Ever since WA training I’ve been a little uncomfortable with the way a lot of people sing “Blessed Be Your Name.”  It’s a song taken out of the book of Job, and it’s so happy-clappy, often, that it seems the congregation isn’t even aware of the words they are singing.  “you give and take away… Lord blessed be your name.”  I always wonder if we are really willing to say those things along with Job, even as we often do, bouncing up and down, eyes closed, hands raised.

It seemed appropriate for Palm Sunday though.  Palm Sunday, with the crucifixion looming less than a week away.  The people of Jerusalem waving palm branches and shouting hosanna!  Palm Sunday, like that song, has the same mix of impending horror and frantic joy.  It seems these people have no idea what’s to come, and worse, they are the cause of it.

And I wonder what other terrors we are ignoring as we bounce along with our praise songs.  Whose tragedies do we ignore as we shout out “blessed is he who comes in the name of the Lord!”

Wednesday, April 05, 2006

but I'm not oppressed...

So I’ve been thinking a lot about inequality, as one does in grad school.  And I can whine all I like about sexism.  I’ve felt the expectations that I act, interact, and perform in certain ways.  I’ve had experiences where men have said rude things about my ability, or I felt like I was considered less qualified than someone else because I’m a young woman.  But really, in the long run, I have things pretty good.  I’m white, heterosexual, educated, protestant, upper middle class (well, my parents are, I’m in grad school…).  So I’m left with this question: what do you do when you are on the other side of the injustice?  What am I to do as a young, relatively powerless, but clearly not as powerless as some people, intellectual?

I can’t speak for these underrepresented groups.  That’s condescending.  Not to mention that I have no expertise in what they want or need, or how to change things in a way that would make them happier.  But I don’t see doing nothing as an option.  I’m not in a position where I can really help the downtrodden move up in society, even on the individual level (at least not yet).  So, what DO we do?
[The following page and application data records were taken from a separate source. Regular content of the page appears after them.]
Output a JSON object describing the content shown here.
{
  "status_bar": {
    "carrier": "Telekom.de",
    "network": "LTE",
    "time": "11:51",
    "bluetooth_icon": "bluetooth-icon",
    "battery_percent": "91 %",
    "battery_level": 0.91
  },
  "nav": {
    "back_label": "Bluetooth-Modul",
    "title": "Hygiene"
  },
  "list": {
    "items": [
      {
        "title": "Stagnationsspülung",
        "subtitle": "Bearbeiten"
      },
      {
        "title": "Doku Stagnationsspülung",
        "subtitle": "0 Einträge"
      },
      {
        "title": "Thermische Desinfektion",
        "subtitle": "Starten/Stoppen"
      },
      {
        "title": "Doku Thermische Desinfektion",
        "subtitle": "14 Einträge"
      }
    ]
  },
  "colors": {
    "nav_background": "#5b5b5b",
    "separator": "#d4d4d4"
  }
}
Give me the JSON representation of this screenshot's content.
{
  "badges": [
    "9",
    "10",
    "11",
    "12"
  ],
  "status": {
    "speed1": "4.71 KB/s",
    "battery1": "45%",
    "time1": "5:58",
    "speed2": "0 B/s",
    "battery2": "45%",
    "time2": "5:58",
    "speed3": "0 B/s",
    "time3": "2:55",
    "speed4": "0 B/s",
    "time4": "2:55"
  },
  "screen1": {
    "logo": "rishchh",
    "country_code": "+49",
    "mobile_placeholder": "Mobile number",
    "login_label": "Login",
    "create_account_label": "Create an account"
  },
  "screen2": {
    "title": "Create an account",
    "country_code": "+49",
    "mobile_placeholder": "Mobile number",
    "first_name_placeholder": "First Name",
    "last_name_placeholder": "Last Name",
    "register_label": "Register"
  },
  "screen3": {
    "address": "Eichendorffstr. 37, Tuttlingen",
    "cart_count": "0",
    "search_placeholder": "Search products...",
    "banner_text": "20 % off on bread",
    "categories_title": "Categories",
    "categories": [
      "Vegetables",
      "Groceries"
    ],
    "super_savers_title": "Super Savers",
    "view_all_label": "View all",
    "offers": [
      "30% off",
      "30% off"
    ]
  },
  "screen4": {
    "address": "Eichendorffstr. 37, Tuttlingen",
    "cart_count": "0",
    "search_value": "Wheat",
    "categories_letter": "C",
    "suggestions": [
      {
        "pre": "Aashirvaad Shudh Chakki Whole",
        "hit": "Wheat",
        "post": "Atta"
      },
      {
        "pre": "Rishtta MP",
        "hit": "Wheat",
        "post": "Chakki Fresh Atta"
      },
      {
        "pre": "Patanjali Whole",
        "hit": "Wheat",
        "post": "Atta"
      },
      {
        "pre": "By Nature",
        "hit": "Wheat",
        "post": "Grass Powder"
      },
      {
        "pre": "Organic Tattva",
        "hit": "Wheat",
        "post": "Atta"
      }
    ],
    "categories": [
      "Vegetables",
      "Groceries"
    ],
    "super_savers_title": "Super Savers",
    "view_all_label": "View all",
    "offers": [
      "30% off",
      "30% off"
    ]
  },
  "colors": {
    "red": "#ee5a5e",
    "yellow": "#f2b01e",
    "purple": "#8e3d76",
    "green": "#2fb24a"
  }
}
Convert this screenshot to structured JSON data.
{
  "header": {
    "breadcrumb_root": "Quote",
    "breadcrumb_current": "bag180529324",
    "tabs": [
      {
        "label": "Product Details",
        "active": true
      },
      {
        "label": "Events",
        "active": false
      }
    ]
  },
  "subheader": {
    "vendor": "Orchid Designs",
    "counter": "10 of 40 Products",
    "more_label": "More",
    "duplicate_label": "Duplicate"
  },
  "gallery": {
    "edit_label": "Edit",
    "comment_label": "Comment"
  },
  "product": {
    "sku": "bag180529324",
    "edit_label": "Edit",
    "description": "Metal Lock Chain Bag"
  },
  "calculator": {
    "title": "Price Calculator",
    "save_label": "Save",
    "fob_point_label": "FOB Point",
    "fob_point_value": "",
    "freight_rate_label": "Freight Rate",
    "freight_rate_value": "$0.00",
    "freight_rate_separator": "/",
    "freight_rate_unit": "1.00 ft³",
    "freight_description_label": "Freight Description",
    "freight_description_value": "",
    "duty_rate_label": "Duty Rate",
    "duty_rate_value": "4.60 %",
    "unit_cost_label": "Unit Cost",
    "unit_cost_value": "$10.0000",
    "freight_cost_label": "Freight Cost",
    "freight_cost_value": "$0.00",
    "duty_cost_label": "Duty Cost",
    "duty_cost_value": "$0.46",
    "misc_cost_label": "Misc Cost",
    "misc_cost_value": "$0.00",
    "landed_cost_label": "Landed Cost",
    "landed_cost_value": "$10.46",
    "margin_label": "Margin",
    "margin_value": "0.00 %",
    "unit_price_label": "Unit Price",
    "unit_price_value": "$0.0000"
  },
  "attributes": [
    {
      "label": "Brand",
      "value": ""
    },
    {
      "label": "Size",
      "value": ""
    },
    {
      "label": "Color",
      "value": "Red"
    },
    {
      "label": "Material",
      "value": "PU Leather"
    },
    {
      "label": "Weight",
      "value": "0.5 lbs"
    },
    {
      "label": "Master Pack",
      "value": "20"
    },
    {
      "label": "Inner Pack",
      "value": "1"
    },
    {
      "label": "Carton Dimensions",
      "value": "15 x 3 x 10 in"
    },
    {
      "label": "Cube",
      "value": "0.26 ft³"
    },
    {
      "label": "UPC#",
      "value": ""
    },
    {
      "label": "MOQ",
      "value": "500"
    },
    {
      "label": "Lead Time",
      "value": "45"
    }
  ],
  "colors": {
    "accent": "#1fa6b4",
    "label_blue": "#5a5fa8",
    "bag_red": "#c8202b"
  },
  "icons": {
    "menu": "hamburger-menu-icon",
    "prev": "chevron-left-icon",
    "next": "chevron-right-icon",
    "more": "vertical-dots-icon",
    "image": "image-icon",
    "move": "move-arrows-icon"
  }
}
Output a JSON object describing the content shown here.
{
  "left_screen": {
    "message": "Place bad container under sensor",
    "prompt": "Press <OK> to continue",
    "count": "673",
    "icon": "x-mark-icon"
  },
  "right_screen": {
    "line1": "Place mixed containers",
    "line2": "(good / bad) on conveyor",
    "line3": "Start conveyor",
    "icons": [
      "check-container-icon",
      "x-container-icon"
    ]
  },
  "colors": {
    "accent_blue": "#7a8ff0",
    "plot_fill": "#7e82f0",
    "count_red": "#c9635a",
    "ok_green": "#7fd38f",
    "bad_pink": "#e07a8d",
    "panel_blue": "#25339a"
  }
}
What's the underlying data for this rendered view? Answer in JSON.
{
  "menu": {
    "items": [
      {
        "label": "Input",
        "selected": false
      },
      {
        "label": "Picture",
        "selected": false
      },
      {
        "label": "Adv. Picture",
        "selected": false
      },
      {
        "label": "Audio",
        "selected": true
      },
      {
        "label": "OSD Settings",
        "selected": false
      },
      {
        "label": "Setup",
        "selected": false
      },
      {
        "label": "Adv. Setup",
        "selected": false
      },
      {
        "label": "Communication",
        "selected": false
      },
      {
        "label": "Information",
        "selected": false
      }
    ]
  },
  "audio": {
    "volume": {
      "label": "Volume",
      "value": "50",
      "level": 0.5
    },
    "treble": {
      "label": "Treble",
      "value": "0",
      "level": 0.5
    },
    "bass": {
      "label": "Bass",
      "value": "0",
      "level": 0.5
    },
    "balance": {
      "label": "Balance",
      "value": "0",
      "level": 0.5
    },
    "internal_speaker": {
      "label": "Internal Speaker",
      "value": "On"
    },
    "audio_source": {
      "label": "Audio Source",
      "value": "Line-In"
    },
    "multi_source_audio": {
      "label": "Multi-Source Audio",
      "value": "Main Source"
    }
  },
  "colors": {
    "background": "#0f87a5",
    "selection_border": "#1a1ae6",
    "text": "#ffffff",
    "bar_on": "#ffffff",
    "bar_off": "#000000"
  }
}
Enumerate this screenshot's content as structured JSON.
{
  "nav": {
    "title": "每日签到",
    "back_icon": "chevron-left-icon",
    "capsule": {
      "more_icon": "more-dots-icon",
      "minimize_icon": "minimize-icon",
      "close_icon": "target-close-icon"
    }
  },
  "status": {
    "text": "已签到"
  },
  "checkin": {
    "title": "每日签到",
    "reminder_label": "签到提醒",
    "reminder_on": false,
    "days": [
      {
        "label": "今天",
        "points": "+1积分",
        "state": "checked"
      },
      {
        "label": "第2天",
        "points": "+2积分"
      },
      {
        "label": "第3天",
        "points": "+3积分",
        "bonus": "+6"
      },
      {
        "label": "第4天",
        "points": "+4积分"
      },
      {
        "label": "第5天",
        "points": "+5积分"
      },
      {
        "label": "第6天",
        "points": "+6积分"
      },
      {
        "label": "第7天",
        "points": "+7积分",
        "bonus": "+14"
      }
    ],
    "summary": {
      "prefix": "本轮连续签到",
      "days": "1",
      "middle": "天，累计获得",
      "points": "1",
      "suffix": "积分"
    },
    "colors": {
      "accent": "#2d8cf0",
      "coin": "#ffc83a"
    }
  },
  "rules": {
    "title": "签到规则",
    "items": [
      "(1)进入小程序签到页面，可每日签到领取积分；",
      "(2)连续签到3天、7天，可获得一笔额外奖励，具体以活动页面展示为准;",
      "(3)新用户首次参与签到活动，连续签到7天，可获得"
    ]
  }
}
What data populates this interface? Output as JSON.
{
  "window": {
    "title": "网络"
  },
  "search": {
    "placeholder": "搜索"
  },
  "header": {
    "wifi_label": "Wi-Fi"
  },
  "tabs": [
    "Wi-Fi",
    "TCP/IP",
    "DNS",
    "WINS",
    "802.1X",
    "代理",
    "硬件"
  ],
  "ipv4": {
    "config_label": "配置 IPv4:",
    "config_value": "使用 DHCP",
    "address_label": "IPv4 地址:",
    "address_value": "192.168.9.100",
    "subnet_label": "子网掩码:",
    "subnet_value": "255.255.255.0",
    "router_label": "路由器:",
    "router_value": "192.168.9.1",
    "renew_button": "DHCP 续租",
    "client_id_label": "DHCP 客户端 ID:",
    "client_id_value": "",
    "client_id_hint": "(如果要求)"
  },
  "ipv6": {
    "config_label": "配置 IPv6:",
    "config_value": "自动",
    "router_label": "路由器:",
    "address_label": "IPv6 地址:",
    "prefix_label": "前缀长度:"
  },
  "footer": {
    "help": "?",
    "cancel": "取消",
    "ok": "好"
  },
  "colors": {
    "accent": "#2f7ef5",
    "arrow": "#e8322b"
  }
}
I think one thing is to listen.  To stop talking all the time, but to ask good questions and to listen to people who don’t always get listened to.  Perhaps it is our job to find the smart voices and amplify them.  But I really think that people in powerful positions, or positions of privilege, never go wrong with listening more.  So I guess my next job is to figure out what exactly it is that I should be listening for.  But I think Barbara Ehrenreich has one good idea.  I think politics is another way – to pay attention to whose interests politicians are acting in, and vote for further justice.  Any ideas, oh faithful readers?